> Exercise details:
Locate the string "Campina" in the records below. Copy every line where it occurs.

Dataset items
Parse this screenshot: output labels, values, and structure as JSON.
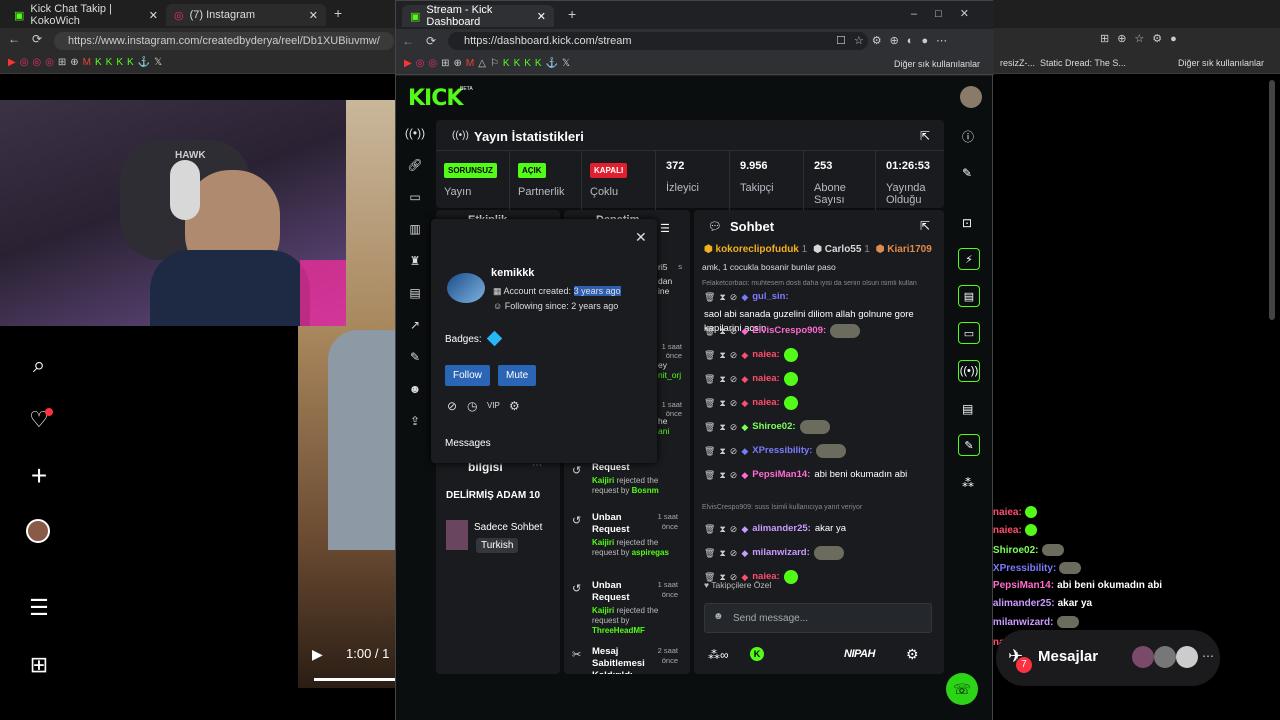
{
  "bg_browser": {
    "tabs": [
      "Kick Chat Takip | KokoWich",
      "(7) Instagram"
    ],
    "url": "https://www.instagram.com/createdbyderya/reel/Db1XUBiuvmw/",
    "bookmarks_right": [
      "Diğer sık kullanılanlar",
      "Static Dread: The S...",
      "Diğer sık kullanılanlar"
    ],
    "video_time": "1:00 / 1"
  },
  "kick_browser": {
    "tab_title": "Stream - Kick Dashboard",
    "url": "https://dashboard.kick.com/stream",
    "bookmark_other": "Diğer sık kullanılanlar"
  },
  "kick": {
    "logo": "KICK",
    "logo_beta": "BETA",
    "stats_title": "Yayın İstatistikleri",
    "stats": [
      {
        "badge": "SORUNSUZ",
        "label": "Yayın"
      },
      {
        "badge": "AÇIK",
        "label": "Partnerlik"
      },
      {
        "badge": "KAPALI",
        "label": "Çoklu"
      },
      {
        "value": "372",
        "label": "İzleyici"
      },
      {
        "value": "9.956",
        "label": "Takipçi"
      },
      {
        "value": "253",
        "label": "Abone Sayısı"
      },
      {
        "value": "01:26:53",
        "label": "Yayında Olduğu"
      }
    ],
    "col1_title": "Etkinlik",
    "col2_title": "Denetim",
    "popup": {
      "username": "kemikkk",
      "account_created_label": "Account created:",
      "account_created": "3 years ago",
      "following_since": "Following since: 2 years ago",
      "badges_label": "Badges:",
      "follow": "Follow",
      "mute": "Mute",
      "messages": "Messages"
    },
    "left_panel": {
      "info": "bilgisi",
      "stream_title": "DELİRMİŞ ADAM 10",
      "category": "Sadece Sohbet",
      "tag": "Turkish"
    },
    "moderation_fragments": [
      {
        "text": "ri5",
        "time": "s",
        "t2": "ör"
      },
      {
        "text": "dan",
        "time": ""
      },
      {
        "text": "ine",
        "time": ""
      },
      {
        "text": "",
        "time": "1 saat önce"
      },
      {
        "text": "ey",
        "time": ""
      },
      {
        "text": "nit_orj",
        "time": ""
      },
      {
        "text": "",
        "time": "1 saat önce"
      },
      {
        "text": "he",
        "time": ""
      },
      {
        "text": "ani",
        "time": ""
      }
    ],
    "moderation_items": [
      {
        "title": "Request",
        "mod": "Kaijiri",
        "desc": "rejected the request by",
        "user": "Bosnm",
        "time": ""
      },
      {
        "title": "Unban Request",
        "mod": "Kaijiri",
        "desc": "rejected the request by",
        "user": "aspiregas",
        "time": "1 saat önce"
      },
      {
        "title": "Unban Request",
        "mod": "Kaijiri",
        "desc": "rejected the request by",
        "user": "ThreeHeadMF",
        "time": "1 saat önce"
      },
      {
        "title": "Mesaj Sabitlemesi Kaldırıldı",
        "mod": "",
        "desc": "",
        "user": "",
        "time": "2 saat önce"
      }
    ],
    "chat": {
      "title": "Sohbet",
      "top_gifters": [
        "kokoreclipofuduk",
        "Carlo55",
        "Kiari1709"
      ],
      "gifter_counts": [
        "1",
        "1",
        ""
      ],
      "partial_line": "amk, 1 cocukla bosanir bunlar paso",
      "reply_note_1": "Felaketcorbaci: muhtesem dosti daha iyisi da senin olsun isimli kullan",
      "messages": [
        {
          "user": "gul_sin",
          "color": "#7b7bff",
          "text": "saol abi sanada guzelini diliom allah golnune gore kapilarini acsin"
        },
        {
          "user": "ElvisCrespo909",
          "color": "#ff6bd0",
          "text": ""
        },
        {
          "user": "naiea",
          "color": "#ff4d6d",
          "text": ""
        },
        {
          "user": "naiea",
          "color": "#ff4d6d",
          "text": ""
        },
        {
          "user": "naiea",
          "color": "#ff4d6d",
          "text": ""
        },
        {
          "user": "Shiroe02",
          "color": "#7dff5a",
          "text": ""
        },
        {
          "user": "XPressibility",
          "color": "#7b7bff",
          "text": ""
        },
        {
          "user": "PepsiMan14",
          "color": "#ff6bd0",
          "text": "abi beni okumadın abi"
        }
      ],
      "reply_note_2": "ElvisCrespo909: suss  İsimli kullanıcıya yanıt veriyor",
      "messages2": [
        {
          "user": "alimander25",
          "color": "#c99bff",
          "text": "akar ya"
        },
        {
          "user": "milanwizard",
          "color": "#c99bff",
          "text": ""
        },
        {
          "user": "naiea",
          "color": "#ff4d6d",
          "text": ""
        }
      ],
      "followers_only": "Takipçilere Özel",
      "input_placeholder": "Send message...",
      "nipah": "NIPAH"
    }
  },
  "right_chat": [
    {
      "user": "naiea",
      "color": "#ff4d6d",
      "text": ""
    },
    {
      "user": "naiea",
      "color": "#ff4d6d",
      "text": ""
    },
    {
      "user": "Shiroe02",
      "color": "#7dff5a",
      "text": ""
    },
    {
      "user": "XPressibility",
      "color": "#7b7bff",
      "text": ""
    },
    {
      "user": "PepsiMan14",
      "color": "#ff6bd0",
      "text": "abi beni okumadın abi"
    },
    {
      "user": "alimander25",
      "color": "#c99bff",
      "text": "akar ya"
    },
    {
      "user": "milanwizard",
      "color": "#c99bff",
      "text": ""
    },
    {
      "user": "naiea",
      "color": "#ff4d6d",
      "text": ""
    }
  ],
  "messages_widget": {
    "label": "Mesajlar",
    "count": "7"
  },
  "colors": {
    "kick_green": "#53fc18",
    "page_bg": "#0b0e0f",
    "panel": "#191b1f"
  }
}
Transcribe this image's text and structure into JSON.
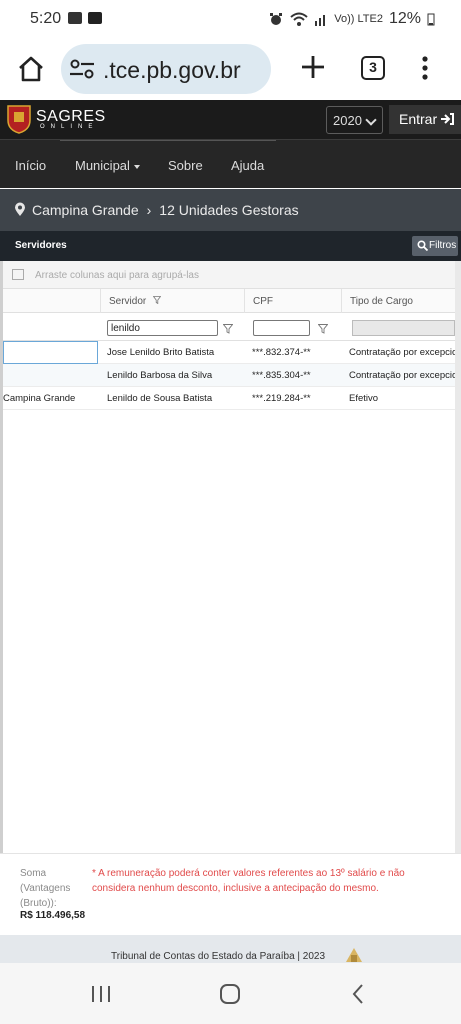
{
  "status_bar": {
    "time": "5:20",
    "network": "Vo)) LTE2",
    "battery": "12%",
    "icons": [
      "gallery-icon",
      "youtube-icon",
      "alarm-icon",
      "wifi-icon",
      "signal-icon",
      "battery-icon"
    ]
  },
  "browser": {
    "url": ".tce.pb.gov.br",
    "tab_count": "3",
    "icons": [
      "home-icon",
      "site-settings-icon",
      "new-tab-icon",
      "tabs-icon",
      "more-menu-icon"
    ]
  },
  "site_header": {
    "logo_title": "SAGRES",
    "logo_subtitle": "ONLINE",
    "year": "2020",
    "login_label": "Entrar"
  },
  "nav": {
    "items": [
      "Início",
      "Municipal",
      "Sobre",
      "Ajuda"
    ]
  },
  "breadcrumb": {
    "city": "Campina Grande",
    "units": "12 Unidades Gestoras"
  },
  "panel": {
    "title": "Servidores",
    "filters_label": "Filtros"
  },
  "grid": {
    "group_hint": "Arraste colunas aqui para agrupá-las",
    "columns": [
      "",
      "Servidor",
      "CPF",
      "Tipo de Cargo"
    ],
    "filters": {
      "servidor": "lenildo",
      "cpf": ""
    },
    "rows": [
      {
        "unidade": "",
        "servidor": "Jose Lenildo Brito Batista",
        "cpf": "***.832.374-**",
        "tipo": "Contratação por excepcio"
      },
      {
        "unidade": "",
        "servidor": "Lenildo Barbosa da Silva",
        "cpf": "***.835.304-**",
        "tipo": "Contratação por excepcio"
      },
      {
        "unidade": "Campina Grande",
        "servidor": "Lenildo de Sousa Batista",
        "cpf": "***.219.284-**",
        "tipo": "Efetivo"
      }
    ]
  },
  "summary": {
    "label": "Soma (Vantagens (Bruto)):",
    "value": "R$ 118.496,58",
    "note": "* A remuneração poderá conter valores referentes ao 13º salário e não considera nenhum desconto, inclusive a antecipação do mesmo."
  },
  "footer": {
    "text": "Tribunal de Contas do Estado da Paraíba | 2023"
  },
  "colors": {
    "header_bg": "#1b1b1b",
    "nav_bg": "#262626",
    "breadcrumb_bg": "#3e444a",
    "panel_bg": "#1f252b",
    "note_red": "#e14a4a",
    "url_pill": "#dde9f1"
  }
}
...
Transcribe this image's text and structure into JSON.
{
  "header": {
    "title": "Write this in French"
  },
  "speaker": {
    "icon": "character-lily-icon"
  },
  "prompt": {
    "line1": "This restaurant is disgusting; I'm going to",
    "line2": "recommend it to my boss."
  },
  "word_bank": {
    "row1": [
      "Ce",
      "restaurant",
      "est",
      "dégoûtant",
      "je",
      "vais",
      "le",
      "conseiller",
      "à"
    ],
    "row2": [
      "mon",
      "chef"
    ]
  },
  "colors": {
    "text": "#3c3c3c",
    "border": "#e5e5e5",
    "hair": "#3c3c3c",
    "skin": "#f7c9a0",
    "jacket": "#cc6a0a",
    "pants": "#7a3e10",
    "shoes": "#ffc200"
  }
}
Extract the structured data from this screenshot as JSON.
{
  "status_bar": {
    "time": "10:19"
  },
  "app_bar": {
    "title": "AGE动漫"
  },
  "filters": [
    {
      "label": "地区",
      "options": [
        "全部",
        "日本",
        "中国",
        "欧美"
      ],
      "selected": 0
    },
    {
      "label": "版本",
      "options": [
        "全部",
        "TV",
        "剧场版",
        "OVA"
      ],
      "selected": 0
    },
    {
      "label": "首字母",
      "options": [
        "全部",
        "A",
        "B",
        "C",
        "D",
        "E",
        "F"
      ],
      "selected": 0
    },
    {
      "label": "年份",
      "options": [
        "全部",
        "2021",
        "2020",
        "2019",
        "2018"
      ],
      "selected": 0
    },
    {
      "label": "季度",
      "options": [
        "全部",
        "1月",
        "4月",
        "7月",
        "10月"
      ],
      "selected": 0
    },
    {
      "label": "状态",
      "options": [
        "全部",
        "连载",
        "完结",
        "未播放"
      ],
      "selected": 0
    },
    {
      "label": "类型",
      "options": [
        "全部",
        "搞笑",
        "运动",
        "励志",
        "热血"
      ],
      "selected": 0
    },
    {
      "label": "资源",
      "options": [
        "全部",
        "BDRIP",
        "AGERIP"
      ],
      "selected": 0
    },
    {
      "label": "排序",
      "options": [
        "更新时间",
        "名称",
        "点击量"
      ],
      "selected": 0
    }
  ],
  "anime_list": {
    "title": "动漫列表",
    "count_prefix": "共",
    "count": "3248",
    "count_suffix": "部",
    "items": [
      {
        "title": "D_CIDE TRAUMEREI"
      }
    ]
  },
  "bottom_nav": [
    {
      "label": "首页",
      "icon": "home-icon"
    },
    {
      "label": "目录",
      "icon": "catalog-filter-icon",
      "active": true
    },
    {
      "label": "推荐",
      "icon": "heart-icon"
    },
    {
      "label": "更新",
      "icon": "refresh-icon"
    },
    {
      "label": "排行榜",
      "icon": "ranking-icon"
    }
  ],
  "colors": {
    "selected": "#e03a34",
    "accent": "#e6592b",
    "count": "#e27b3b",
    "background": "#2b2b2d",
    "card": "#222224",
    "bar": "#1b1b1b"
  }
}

> Your response:
    "city": "Campina Grande",
        "unidade": "Campina Grande",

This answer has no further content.